_Exercise brief_: The records below are to be duplicated exactly as they appear.

*** Opening of Records supplied ***

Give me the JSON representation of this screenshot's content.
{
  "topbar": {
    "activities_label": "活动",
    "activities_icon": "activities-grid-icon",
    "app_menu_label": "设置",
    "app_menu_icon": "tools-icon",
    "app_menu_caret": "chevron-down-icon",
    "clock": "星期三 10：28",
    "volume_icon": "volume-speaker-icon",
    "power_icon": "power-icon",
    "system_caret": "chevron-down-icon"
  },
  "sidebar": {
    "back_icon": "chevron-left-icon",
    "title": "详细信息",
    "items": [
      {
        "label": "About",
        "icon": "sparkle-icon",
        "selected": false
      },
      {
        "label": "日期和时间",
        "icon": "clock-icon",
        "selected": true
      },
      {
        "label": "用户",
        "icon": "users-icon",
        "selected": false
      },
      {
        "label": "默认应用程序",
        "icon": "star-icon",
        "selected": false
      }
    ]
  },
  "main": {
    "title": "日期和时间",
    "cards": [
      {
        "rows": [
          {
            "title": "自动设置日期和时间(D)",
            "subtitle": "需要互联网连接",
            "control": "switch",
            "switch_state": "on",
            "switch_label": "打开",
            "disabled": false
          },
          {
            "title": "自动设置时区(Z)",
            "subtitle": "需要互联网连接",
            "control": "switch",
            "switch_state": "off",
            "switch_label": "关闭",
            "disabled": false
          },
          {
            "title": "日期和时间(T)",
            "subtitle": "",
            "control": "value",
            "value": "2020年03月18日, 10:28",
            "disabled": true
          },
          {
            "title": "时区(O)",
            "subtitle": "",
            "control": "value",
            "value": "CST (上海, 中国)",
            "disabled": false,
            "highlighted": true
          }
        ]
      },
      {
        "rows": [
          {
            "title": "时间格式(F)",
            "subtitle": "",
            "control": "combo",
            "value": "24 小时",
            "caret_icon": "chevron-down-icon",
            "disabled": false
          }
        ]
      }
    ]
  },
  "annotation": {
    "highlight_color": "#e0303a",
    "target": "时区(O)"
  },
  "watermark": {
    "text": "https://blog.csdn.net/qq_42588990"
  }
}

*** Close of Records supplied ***

_Your solution_:
Give me the JSON representation of this screenshot's content.
{
  "topbar": {
    "activities_label": "活动",
    "activities_icon": "activities-grid-icon",
    "app_menu_label": "设置",
    "app_menu_icon": "tools-icon",
    "app_menu_caret": "chevron-down-icon",
    "clock": "星期三 10：28",
    "volume_icon": "volume-speaker-icon",
    "power_icon": "power-icon",
    "system_caret": "chevron-down-icon"
  },
  "sidebar": {
    "back_icon": "chevron-left-icon",
    "title": "详细信息",
    "items": [
      {
        "label": "About",
        "icon": "sparkle-icon",
        "selected": false
      },
      {
        "label": "日期和时间",
        "icon": "clock-icon",
        "selected": true
      },
      {
        "label": "用户",
        "icon": "users-icon",
        "selected": false
      },
      {
        "label": "默认应用程序",
        "icon": "star-icon",
        "selected": false
      }
    ]
  },
  "main": {
    "title": "日期和时间",
    "cards": [
      {
        "rows": [
          {
            "title": "自动设置日期和时间(D)",
            "subtitle": "需要互联网连接",
            "control": "switch",
            "switch_state": "on",
            "switch_label": "打开",
            "disabled": false
          },
          {
            "title": "自动设置时区(Z)",
            "subtitle": "需要互联网连接",
            "control": "switch",
            "switch_state": "off",
            "switch_label": "关闭",
            "disabled": false
          },
          {
            "title": "日期和时间(T)",
            "subtitle": "",
            "control": "value",
            "value": "2020年03月18日, 10:28",
            "disabled": true
          },
          {
            "title": "时区(O)",
            "subtitle": "",
            "control": "value",
            "value": "CST (上海, 中国)",
            "disabled": false,
            "highlighted": true
          }
        ]
      },
      {
        "rows": [
          {
            "title": "时间格式(F)",
            "subtitle": "",
            "control": "combo",
            "value": "24 小时",
            "caret_icon": "chevron-down-icon",
            "disabled": false
          }
        ]
      }
    ]
  },
  "annotation": {
    "highlight_color": "#e0303a",
    "target": "时区(O)"
  },
  "watermark": {
    "text": "https://blog.csdn.net/qq_42588990"
  }
}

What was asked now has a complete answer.